DC Servo motor and resolver testing


Thread Starter


Good day.

Newbie with a question about testing a servo motor and a resolver. The motor is a DC, permanent magnet, has a tach and a resolver. I do not have the motor connected to the E-beam welder at this time. I have the two motor leads, two wires for the tach, and the 6 or so wires to the resolver. I tried taking my bench top power supply and put the +/- 12VDC across the two motor leads and it does nothing. This power supply will provide up to 3 Amps, which should be plenty for this test. This is an old motor that has been working inside a vacuum chamber of an E-beam welder since 1982 so all of the faceplate info was gone a long time ago and I don't know how to determine any of the information without it. All I know is that the resolver attaches to an Allen-Bradley 8000 CNC Control and the tach and motor leads are driven by another servo board. It uses +/- 12VDC for the armature voltage (I think is what it is called). Any help would be greatly appreciated. I do have a 2- Channel Storage Scope if needed to test the resolver. The main reason I want to test the resolver is a different problem with the same machine. What happens is this: the operator moves the work piece from one end of the weld, and then moves it to the other end of the weld. The computer calculates the lead-in and lead out, then the gun fires and the part moves. The problem is that X and Y do not appear to be staying in synch. At the end of the weld it appears as though the control realizes it is in the wrong place and then will rapid to where it was supposed to end. The weld itself is not a straight line. It arc's out and then back in, at the end, as mentioned before, it rapids to where it is supposed to be. I would like to use my scope and check the resolver but don't know how. I have googled it but I don't understand what I have read. I thought maybe someone here could explain it so I could understand as I am not the sharpest tool in the shed. Thank you.
The right way for your test could be using any digital servo controller with resolver feedback - for example from Elmo -

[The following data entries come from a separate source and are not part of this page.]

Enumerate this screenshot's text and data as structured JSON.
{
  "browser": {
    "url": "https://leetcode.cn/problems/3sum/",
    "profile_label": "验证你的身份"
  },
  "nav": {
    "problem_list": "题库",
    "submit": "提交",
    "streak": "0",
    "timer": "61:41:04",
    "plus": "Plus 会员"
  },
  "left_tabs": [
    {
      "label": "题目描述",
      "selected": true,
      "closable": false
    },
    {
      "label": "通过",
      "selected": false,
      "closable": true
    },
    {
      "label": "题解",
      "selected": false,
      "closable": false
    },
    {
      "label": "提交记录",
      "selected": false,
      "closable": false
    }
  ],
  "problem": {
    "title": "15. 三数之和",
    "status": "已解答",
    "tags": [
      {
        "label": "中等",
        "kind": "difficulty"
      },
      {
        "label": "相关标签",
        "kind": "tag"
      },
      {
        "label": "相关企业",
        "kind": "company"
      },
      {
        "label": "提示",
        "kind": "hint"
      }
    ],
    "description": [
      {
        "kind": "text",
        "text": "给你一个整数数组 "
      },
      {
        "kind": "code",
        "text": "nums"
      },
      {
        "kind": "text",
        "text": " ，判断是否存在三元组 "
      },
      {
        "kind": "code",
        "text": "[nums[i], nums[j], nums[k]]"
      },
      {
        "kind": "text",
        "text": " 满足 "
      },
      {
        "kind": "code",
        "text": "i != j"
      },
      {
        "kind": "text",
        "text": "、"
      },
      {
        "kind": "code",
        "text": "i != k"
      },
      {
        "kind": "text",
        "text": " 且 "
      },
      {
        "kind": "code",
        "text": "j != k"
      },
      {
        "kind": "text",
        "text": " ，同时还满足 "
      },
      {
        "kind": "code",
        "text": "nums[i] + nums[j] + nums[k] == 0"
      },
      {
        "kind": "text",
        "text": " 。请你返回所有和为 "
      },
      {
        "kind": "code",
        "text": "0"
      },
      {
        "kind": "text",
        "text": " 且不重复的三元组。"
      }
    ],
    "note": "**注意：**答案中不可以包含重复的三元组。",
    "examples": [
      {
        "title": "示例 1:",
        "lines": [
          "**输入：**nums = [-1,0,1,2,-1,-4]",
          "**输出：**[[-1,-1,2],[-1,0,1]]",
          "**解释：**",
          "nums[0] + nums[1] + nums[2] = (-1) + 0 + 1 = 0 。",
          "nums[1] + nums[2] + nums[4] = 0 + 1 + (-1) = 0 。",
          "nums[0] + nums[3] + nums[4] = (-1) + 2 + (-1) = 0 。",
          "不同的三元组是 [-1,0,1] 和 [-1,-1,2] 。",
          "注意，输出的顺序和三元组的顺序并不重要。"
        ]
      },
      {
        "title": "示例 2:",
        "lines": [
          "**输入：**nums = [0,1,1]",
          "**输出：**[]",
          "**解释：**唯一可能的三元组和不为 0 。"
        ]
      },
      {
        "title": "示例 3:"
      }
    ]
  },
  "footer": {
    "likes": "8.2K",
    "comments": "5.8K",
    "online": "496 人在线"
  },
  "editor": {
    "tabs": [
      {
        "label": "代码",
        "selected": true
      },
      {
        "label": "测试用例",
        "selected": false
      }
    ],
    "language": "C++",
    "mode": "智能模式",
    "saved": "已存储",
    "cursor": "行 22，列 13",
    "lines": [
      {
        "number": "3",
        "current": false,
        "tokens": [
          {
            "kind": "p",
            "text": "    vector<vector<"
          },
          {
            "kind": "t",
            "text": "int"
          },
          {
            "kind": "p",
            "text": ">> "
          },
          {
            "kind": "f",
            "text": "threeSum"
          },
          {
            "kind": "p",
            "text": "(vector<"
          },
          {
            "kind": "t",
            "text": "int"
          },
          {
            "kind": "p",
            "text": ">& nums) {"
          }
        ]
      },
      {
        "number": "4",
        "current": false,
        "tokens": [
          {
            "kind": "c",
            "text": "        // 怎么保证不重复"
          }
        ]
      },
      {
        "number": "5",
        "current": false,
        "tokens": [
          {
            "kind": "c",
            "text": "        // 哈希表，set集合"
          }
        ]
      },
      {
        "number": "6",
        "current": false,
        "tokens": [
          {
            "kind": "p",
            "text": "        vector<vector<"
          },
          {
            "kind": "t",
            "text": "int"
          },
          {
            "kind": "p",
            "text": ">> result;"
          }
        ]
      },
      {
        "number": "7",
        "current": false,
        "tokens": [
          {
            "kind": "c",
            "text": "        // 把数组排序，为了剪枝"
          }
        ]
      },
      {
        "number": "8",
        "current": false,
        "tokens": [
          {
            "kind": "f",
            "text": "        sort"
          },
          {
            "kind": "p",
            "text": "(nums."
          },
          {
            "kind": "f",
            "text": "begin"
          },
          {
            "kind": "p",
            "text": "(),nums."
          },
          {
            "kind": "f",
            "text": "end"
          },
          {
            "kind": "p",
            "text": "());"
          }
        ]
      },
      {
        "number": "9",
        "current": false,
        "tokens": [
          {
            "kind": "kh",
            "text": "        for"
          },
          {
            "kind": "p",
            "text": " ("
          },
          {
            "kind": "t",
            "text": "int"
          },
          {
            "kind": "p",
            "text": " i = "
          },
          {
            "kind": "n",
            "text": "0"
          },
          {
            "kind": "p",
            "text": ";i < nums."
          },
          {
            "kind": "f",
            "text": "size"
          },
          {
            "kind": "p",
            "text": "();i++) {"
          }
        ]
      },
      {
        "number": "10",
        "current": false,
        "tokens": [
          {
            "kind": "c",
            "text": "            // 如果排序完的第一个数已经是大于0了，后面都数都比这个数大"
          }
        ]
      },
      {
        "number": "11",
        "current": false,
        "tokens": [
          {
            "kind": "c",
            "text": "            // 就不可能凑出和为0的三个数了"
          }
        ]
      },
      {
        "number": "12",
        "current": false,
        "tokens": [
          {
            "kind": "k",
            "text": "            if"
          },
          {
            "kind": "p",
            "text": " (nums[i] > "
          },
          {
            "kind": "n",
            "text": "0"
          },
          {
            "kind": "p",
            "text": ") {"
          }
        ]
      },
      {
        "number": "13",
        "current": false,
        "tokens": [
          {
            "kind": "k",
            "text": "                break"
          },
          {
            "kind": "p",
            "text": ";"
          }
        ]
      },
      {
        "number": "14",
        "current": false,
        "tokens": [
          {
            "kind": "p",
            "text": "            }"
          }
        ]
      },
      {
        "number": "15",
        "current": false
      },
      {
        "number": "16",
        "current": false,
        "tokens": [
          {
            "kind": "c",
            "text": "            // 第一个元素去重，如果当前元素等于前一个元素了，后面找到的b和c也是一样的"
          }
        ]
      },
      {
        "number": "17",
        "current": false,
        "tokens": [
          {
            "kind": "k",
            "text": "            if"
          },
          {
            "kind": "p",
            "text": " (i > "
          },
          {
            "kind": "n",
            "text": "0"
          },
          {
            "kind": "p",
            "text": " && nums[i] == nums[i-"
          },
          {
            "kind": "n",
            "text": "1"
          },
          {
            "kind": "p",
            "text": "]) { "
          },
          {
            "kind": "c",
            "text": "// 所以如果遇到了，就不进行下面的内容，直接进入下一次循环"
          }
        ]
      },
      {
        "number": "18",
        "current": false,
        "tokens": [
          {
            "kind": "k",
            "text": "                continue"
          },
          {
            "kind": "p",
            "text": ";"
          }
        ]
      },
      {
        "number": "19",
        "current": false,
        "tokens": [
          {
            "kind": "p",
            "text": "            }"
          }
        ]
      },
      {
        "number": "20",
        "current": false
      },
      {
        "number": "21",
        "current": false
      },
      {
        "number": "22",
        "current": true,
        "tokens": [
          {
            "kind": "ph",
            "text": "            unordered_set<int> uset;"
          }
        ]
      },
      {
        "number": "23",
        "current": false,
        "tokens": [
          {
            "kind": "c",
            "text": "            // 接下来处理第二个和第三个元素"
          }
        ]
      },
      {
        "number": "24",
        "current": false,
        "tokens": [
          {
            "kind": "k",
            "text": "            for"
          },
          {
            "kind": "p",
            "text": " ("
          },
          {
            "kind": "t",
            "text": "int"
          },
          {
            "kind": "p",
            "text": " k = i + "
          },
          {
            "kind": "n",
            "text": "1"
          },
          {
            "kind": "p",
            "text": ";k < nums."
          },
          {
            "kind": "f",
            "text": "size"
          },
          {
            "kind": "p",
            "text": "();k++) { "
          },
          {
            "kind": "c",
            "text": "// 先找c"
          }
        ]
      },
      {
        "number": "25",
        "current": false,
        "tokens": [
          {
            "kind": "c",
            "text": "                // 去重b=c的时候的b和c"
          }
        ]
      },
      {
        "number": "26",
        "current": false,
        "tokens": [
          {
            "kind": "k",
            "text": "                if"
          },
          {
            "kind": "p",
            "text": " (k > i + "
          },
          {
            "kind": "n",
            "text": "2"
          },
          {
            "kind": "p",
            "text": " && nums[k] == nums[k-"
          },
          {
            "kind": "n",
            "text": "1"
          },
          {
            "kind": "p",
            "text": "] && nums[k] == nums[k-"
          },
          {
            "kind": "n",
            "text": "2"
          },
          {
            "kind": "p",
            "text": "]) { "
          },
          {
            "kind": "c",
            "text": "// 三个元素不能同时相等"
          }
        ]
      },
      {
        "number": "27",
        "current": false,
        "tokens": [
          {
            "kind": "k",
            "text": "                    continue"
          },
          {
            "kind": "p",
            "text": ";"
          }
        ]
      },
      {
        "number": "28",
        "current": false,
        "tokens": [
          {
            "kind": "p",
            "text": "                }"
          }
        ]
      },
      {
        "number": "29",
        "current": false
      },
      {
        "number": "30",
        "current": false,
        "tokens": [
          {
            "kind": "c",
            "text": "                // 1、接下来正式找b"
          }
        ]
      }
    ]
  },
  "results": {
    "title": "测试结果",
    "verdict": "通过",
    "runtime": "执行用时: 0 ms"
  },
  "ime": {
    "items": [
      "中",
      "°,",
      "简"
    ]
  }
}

That can you possibility to test all components separately and even together.

But in any case +/-12VDC must move your motor in both directions as well. And for resolver's connection you must define one reference coil and two sin and cose ones with the same resistance. The reference signal may be sine with 1...3V amplitude and 2...5 kHz frequency. The sin and cose coils must produce the same frequency sin and cos signals with amplitudes depended from resolver (i.e. motor's) shaft position.